Page and application data records:

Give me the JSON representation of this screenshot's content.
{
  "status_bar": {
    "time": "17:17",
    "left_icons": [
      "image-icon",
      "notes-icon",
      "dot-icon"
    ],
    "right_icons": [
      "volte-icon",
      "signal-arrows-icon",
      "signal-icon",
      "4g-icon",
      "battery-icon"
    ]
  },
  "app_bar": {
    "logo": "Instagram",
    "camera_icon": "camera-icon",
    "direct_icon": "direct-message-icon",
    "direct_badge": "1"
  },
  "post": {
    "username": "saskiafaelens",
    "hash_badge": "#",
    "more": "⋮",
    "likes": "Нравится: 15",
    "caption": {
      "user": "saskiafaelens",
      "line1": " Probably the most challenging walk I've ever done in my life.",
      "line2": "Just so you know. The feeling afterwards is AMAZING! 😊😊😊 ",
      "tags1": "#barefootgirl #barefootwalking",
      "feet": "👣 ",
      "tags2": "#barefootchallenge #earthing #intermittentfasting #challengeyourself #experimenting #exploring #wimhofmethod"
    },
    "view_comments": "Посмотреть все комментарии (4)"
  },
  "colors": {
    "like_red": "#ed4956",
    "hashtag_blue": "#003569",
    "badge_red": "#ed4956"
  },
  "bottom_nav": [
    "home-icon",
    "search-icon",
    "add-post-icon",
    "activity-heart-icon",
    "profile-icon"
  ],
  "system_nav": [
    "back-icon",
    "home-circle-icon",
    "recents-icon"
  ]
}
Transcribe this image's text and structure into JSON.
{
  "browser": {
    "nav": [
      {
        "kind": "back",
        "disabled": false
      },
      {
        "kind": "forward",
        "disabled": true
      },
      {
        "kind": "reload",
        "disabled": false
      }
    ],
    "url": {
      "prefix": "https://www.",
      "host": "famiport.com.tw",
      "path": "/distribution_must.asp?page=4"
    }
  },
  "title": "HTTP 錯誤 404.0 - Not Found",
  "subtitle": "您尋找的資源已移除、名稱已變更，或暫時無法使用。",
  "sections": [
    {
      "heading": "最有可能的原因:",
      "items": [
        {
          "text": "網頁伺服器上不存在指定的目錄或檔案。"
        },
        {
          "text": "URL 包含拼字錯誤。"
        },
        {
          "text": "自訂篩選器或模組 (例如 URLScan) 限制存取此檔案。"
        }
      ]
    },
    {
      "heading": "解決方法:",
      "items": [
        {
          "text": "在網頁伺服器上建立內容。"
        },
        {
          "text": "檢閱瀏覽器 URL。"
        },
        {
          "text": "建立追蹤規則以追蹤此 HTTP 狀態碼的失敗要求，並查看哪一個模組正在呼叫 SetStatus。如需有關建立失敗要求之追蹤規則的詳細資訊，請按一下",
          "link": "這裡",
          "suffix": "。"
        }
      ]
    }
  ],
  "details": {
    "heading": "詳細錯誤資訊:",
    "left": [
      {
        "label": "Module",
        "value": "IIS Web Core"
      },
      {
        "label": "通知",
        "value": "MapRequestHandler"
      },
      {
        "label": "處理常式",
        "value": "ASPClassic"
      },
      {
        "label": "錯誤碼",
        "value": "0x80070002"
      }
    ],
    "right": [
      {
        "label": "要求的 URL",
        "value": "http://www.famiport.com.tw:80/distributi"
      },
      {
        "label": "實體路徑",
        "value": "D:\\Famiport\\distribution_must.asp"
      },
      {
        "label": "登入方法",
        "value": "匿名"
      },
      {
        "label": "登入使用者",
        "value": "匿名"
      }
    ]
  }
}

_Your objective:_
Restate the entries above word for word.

_Answer below:_
Give me the JSON representation of this screenshot's content.
{
  "status_bar": {
    "time": "17:17",
    "left_icons": [
      "image-icon",
      "notes-icon",
      "dot-icon"
    ],
    "right_icons": [
      "volte-icon",
      "signal-arrows-icon",
      "signal-icon",
      "4g-icon",
      "battery-icon"
    ]
  },
  "app_bar": {
    "logo": "Instagram",
    "camera_icon": "camera-icon",
    "direct_icon": "direct-message-icon",
    "direct_badge": "1"
  },
  "post": {
    "username": "saskiafaelens",
    "hash_badge": "#",
    "more": "⋮",
    "likes": "Нравится: 15",
    "caption": {
      "user": "saskiafaelens",
      "line1": " Probably the most challenging walk I've ever done in my life.",
      "line2": "Just so you know. The feeling afterwards is AMAZING! 😊😊😊 ",
      "tags1": "#barefootgirl #barefootwalking",
      "feet": "👣 ",
      "tags2": "#barefootchallenge #earthing #intermittentfasting #challengeyourself #experimenting #exploring #wimhofmethod"
    },
    "view_comments": "Посмотреть все комментарии (4)"
  },
  "colors": {
    "like_red": "#ed4956",
    "hashtag_blue": "#003569",
    "badge_red": "#ed4956"
  },
  "bottom_nav": [
    "home-icon",
    "search-icon",
    "add-post-icon",
    "activity-heart-icon",
    "profile-icon"
  ],
  "system_nav": [
    "back-icon",
    "home-circle-icon",
    "recents-icon"
  ]
}
Transcribe this image's text and structure into JSON.
{
  "browser": {
    "nav": [
      {
        "kind": "back",
        "disabled": false
      },
      {
        "kind": "forward",
        "disabled": true
      },
      {
        "kind": "reload",
        "disabled": false
      }
    ],
    "url": {
      "prefix": "https://www.",
      "host": "famiport.com.tw",
      "path": "/distribution_must.asp?page=4"
    }
  },
  "title": "HTTP 錯誤 404.0 - Not Found",
  "subtitle": "您尋找的資源已移除、名稱已變更，或暫時無法使用。",
  "sections": [
    {
      "heading": "最有可能的原因:",
      "items": [
        {
          "text": "網頁伺服器上不存在指定的目錄或檔案。"
        },
        {
          "text": "URL 包含拼字錯誤。"
        },
        {
          "text": "自訂篩選器或模組 (例如 URLScan) 限制存取此檔案。"
        }
      ]
    },
    {
      "heading": "解決方法:",
      "items": [
        {
          "text": "在網頁伺服器上建立內容。"
        },
        {
          "text": "檢閱瀏覽器 URL。"
        },
        {
          "text": "建立追蹤規則以追蹤此 HTTP 狀態碼的失敗要求，並查看哪一個模組正在呼叫 SetStatus。如需有關建立失敗要求之追蹤規則的詳細資訊，請按一下",
          "link": "這裡",
          "suffix": "。"
        }
      ]
    }
  ],
  "details": {
    "heading": "詳細錯誤資訊:",
    "left": [
      {
        "label": "Module",
        "value": "IIS Web Core"
      },
      {
        "label": "通知",
        "value": "MapRequestHandler"
      },
      {
        "label": "處理常式",
        "value": "ASPClassic"
      },
      {
        "label": "錯誤碼",
        "value": "0x80070002"
      }
    ],
    "right": [
      {
        "label": "要求的 URL",
        "value": "http://www.famiport.com.tw:80/distributi"
      },
      {
        "label": "實體路徑",
        "value": "D:\\Famiport\\distribution_must.asp"
      },
      {
        "label": "登入方法",
        "value": "匿名"
      },
      {
        "label": "登入使用者",
        "value": "匿名"
      }
    ]
  }
}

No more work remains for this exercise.